Seed World

Glyphosate Ban Could Lead To Difficult Trade-Offs

A recent modeling study suggests that if glyphosate were banned, it could result in a rise in weed populations and a decline in the yields of certain crops, according to a press release from Rothamsted Research. 

While such a ban could alleviate environmental risks tied to this herbicide, alternative weed control methods yield mixed results concerning their impact on the environment, food production, and profitability, although some methods exhibit potential benefits. Moreover, weed populations with developed resistance to non-glyphosate herbicides are not expected to be significantly impacted by the removal of glyphosate, despite the absence of alternative herbicidal control options.

“Our findings emphasize the need for careful consideration of trade-offs if a ban were to be enacted,” said Rothamsted’s Dr. Helen Metcalfe who led the study. “Glyphosate, the most widely used herbicide, is linked with environmental harm and possible human health issues, but it’s use is central to no-till farming approaches. Public pressure is now building for it to be replaced in agricultural systems. We wanted to find out what the implications of a ban might be.”

The treatment finds extensive application in arable farming. However, within regenerative systems aiming at enhancing soil health, glyphosate plays a crucial role in weed control within no-till stubbles, as well as in managing cover crops and leys. The environmental and health concerns linked with glyphosate might counterbalance some advantages of transitioning towards more sustainable systems that minimize tillage and incorporate cover crops. The research team simulated the effects of ceasing glyphosate usage and substituting it with alternative weed control methods within winter wheat arable systems commonly found in northwest Europe.

The release notes that crop rotations emphasizing spring cereals or grass leys for weed management enhanced arable plant diversity in comparison to simpler rotations reliant on glyphosate, albeit at the cost of reduced food output. Moreover, a rise in spring cropping amplified environmental hazards related to herbicides, given the elevated toxicity and bioavailability of chemicals commonly used in such crops. Stale seedbed techniques, like delayed drilling and choosing ploughing over minimum tillage, yielded diverse impacts on weed abundance, food production, and profitability. Among these techniques, ploughing emerged as the most effective alternative to glyphosate for long-term weed control, while still maintaining production levels and profitability.

“Integrated Weed Management with more use of cultural control methods offers the potential to reduce chemical use but is sensitive to seasonal variability and can also have some negative environmental and economic impacts,” said Metcalfe. “The uncertainty associated with the non-chemical approaches we tested supports the view that adoption of IWM requires multiple options adapted to the local environment. This will however require careful consideration and a strong founding in the principles of weed ecology and biology.”

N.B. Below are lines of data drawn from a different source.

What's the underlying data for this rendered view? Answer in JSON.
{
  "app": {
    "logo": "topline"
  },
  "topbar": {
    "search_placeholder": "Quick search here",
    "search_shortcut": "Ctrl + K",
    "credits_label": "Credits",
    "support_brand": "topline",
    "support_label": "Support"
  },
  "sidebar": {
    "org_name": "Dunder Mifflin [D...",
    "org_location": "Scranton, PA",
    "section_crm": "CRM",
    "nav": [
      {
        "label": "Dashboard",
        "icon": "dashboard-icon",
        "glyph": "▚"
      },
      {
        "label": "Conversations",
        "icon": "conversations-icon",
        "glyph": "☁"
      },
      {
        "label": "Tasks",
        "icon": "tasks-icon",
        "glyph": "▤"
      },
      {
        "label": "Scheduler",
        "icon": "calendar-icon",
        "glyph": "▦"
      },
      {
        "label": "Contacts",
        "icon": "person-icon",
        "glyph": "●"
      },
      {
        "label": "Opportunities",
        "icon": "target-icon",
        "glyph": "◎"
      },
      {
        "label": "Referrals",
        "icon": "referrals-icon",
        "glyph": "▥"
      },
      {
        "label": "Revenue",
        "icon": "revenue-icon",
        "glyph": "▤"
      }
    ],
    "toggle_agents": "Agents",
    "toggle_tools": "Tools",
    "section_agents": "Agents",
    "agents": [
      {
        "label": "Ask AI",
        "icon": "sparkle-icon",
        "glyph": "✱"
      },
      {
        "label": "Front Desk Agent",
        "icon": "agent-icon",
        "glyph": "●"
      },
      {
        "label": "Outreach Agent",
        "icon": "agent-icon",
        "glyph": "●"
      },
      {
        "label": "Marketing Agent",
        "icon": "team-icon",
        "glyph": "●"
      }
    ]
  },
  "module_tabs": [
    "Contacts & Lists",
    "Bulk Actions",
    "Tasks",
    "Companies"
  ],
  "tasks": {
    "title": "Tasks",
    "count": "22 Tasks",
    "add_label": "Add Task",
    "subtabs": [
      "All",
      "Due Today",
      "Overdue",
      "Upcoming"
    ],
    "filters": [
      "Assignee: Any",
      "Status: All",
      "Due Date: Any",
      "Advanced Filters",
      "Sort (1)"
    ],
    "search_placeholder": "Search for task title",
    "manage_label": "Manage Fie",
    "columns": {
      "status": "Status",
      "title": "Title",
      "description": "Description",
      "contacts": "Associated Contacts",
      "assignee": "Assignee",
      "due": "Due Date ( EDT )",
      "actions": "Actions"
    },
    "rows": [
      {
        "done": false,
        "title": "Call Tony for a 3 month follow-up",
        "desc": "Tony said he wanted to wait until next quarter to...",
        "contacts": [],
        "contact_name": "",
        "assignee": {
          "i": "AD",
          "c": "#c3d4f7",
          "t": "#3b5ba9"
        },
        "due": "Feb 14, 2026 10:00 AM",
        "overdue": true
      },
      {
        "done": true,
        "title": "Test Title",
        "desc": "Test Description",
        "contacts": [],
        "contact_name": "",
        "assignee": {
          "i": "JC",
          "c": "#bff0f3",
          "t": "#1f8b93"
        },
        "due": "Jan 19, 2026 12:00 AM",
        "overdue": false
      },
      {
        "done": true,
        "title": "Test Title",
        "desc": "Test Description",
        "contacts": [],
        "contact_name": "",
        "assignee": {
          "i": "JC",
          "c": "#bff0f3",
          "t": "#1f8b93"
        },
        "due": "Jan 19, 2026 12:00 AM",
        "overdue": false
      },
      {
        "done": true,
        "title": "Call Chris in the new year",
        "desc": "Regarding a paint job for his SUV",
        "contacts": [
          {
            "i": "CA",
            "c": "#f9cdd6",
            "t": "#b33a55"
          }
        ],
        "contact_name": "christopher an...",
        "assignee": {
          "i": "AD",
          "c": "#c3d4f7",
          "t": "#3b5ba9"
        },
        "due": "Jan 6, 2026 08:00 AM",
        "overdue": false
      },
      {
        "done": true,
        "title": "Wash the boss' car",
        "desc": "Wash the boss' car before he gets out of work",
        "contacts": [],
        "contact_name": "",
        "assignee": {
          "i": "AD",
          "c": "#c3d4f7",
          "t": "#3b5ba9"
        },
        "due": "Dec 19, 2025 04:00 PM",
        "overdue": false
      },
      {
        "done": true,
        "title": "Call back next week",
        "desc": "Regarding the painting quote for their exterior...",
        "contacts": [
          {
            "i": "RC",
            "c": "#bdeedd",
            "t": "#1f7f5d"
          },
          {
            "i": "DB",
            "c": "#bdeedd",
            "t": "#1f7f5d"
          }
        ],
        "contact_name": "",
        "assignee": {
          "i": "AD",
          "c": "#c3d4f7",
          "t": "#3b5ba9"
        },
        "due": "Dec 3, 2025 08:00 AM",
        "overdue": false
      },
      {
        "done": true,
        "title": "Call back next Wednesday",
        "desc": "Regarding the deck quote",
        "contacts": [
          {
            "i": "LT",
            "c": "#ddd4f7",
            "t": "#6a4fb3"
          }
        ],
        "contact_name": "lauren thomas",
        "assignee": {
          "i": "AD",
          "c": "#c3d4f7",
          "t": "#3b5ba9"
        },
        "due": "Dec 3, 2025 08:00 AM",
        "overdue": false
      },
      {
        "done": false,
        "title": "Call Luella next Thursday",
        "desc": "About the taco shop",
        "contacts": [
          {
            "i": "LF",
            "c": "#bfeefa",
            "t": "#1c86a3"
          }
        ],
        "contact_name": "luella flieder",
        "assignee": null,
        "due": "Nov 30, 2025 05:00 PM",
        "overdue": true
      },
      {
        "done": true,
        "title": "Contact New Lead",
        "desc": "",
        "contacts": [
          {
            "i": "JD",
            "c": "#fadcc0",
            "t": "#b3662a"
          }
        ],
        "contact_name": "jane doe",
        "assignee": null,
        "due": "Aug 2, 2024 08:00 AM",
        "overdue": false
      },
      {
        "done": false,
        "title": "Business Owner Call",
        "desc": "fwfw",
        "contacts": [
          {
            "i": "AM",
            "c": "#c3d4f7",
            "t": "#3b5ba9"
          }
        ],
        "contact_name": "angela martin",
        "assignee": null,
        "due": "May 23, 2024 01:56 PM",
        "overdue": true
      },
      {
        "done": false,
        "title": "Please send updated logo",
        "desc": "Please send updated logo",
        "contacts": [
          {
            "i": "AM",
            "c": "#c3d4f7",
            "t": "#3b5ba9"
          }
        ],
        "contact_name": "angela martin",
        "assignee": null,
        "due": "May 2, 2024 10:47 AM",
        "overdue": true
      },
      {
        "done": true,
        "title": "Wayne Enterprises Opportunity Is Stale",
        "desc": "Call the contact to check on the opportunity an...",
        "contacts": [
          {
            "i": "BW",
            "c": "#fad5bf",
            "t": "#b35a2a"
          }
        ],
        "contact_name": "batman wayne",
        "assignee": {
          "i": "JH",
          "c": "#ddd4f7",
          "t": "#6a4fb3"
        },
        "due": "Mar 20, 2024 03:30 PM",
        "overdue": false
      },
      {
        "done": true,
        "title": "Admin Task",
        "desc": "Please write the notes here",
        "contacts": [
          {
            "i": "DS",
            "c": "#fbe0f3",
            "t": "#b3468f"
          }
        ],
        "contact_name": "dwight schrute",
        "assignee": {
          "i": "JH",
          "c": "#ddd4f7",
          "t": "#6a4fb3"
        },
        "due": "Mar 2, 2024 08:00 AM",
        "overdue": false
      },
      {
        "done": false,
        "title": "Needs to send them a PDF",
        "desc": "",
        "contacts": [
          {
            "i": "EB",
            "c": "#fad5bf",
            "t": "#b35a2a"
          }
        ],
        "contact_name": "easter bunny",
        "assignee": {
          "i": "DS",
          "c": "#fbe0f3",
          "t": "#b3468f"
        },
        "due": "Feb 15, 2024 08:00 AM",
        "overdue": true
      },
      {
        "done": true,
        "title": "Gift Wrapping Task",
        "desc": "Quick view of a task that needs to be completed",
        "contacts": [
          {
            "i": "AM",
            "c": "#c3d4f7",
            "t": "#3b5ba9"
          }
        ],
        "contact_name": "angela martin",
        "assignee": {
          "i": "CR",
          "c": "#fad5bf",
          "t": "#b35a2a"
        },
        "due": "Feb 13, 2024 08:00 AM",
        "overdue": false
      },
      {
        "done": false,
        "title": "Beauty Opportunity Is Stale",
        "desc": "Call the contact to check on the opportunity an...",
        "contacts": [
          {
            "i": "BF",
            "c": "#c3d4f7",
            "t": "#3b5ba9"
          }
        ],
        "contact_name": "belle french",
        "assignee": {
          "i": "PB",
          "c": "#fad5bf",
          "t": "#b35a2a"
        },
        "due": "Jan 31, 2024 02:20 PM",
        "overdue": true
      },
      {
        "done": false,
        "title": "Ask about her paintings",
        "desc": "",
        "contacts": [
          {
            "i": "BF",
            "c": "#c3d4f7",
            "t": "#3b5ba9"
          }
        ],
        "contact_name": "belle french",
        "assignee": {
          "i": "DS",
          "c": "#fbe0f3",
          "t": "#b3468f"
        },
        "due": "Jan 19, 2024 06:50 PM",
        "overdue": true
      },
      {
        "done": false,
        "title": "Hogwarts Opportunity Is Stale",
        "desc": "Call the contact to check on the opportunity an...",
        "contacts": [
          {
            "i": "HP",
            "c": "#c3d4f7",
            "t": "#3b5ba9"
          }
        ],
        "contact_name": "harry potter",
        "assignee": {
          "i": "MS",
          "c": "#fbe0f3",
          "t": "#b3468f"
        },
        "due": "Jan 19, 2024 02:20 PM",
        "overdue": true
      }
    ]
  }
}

In the study, incorporating more grass leys or spring cereals into the crop rotation inevitably resulted in a decline in food production, as high-yielding crops were replaced by less productive alternatives. While in certain cases, the additional benefits of these diversified systems may outweigh the loss of food production, there could be additional strategies to enhance productivity within these systems. For instance, integrating grazing animals into grass leys not only offers extra revenue streams but also potentially enhances soil structure and nutrient cycling.

The research team anticipated observing weed control benefits from adjusting the crop rotation, but these benefits did not consistently manifest in the simulations. It was expected that introducing crops with significantly different management techniques from typical winter cereals would lead to a decrease in weed abundance. This anticipation stemmed from the understanding that the management operations required for these alternative crops would favor a different weed community compared to the one adapted to winter cereals.

“Although we saw increased environmental risks related to herbicides used in spring crops, the benefits of spring crops in improving biodiversity in general are clear,” said Metcalfe. “For instance, overwinter stubbles from spring cropping provide conditions for the germination of crucial winter food sources for seed-eating birds. In addition, spring crops themselves can provide breeding habitats and food sources for farmland birds. It is therefore important to consider these trade-offs when implementing such a strategy on farm.” 

Overall, the study team hope that the modelling exercise will encourage more farmers to experiment with alternative weed control strategies.